Women with psychiatric disorders who use contraception may have comparable or lower rates of mood symptoms with hormonal contraceptives than those who use other types of contraception, or no contraception at all, according to a literature search in The American Journal of Psychiatry.1
“Mental health care for women includes decision support to prepare for major life events, including preconception planning for treatment during pregnancy and the postpartum period,” wrote the authors.
A search of PsycINFO, PubMed, Embase, and Scopus revealed that the majority of women with psychiatric disorders choose combined oral contraceptives (COCs).
However, long-acting reversible contraceptives (LARCs), like subdermal implants and intrauterine devices (IUD,) were selected by only 14% of women despite low failure rates, impressive safety profiles, rapid return to fertility after removal, and few contraindications.
This relatively low rate of IUD is attributed to persistent concerns about pelvic infections linked to IUDs that are no longer available, fear of pain with placement, changes in menstrual bleeding, and perceived lack of control over IUD removal.
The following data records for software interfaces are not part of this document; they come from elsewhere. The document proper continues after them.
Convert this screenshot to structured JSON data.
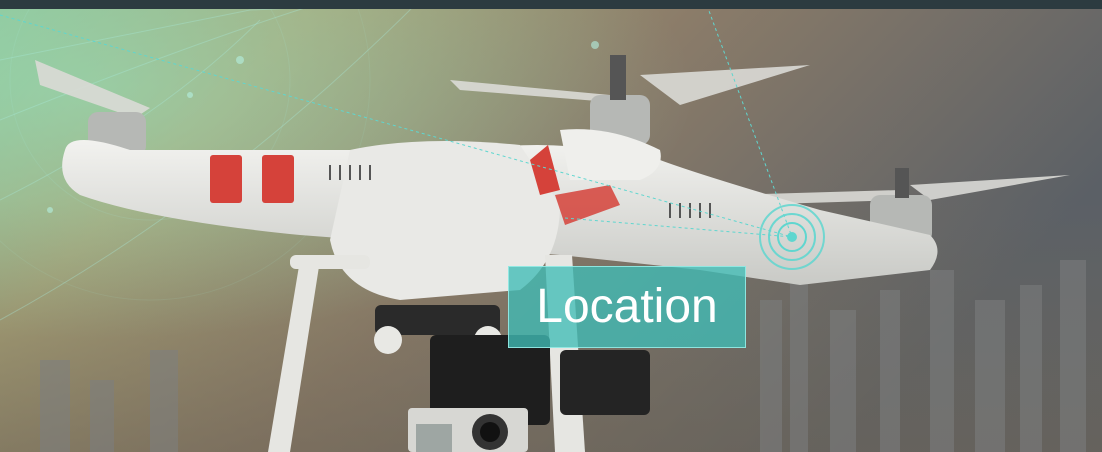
{
  "overlay": {
    "label": "Location"
  },
  "colors": {
    "accent": "#5fd6cf",
    "label_background": "#40bcb6",
    "top_bar": "#2c3b40"
  },
  "icons": [
    "location-pulse-icon"
  ]
}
A protective effect of hormonal contraceptive for depression was demonstrated in a study of women aged 25 to 34.2 Compared to sexually active women using either no contraception or nonhormonal contraception, combined hormonal contraception users had lower mean depressive symptom levels and were significantly less likely to report a past-year suicide attempt. Women using progestin-only contraceptives also had a protective association with depressive symptoms.
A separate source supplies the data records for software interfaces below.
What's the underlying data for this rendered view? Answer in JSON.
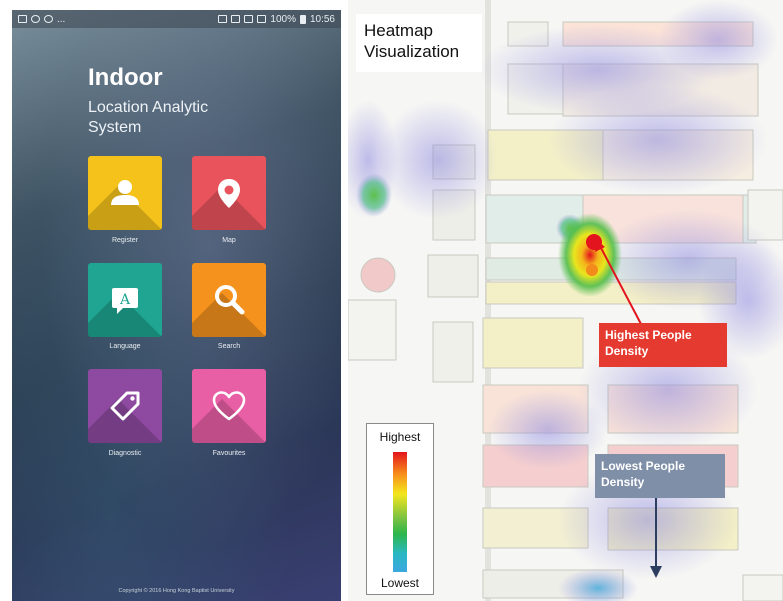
{
  "phone": {
    "status_bar": {
      "dots": "...",
      "battery": "100%",
      "time": "10:56"
    },
    "app_title": "Indoor",
    "app_subtitle": "Location Analytic System",
    "tiles": [
      {
        "label": "Register",
        "icon": "user-icon",
        "color": "#f4c21a"
      },
      {
        "label": "Map",
        "icon": "map-pin-icon",
        "color": "#e9545c"
      },
      {
        "label": "Language",
        "icon": "language-icon",
        "color": "#1fa591"
      },
      {
        "label": "Search",
        "icon": "search-icon",
        "color": "#f5921e"
      },
      {
        "label": "Diagnostic",
        "icon": "tag-icon",
        "color": "#8e4aa0"
      },
      {
        "label": "Favourites",
        "icon": "heart-icon",
        "color": "#e85fa6"
      }
    ],
    "copyright": "Copyright © 2016 Hong Kong Baptist University"
  },
  "heatmap": {
    "title": "Heatmap Visualization",
    "highest_callout": "Highest People Density",
    "lowest_callout": "Lowest People Density",
    "legend": {
      "high": "Highest",
      "low": "Lowest"
    },
    "colors": {
      "highest": "#e3141d",
      "lowest": "#3ba7e0",
      "low_density": "#8f8be0"
    }
  }
}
In contrast, a Danish population-based study found that adolescents, aged 15 to 19, who used a hormonal contraceptive were twice as likely to initiate antidepressant treatment.3 The relative risk for those who took progestin-only pill preparations was 2.2 compared to 1.8 for COCs. The risk period peaked at 6 months, then declined.
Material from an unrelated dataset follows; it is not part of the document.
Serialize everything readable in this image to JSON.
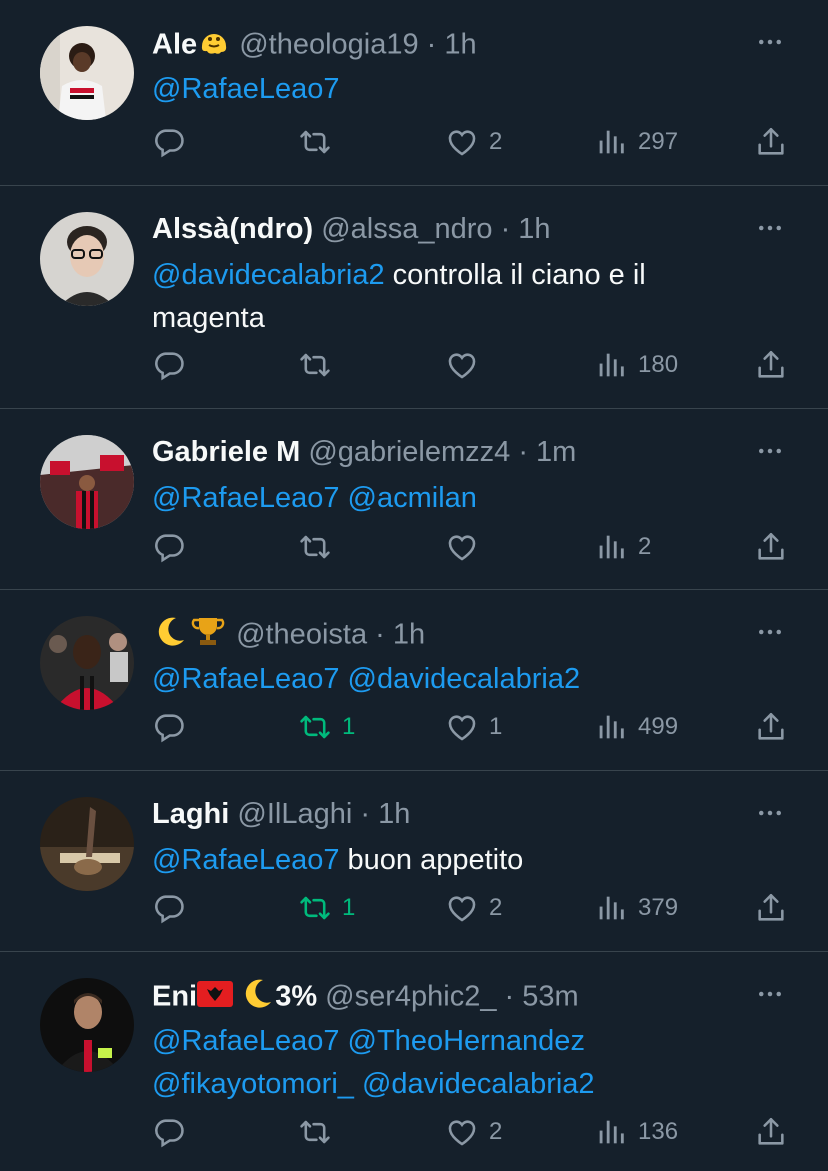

However, the National Comorbidity Survey–Adolescent Supplement study, which included adolescents who had never been pregnant, concluded there was no increased risk of depressive disorders among oral contraceptive pill (OCP) users.4 This is contrary to drug registry studies, but consistent with other studies using individual-level survey data and validated screening tools.
The authors of the study noted that young women who incur mood disturbances while using OCPs should consult physicians; however, there is insufficient evidence to be concerned about depressive disorders among adolescents who use birth control.
In fact, one of the most well-documented increased depression risks for women is pregnancy.
The authors of the review noted that all methods of contraception are acceptable for women with depression, but medical comorbidities may dictate a specific type.
In addition, interactions between psychotropic drugs and contraceptives are rare, with the exceptions of clozapine, anticonvulsants, and St. John's Wort.
“Proactive management of mental illness, contraception, and pregnancy improves a woman's capacity to function and optimizes her mental and reproductive health,” the authors concluded.